**EXERCISE DESCRIPTION**
Nothing but a number is wanted: the count of lines in the records below that include "Acrobatics".

Web page and app entries:
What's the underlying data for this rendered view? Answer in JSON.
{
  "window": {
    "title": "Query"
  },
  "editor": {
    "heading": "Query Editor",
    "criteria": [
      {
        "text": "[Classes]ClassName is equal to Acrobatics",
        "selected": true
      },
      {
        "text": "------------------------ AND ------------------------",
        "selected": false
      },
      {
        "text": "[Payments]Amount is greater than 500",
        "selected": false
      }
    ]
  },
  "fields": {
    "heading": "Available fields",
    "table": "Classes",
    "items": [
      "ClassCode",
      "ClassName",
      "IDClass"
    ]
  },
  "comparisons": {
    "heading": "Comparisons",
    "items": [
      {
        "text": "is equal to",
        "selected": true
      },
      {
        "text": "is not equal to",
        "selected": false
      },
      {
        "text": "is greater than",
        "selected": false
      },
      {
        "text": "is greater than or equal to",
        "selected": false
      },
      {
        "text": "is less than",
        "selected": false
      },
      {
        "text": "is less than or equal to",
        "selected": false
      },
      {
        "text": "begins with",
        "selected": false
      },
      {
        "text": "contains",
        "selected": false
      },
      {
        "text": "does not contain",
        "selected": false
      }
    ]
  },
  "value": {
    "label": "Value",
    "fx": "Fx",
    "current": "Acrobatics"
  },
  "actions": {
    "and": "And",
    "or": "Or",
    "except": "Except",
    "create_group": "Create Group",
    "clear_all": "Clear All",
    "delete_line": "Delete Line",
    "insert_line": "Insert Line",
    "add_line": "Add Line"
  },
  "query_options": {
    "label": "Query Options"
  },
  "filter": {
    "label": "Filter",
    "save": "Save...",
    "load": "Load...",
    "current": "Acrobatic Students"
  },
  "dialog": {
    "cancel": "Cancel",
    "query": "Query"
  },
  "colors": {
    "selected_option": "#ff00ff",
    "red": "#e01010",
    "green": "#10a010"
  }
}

**RESPONSE BOX**
2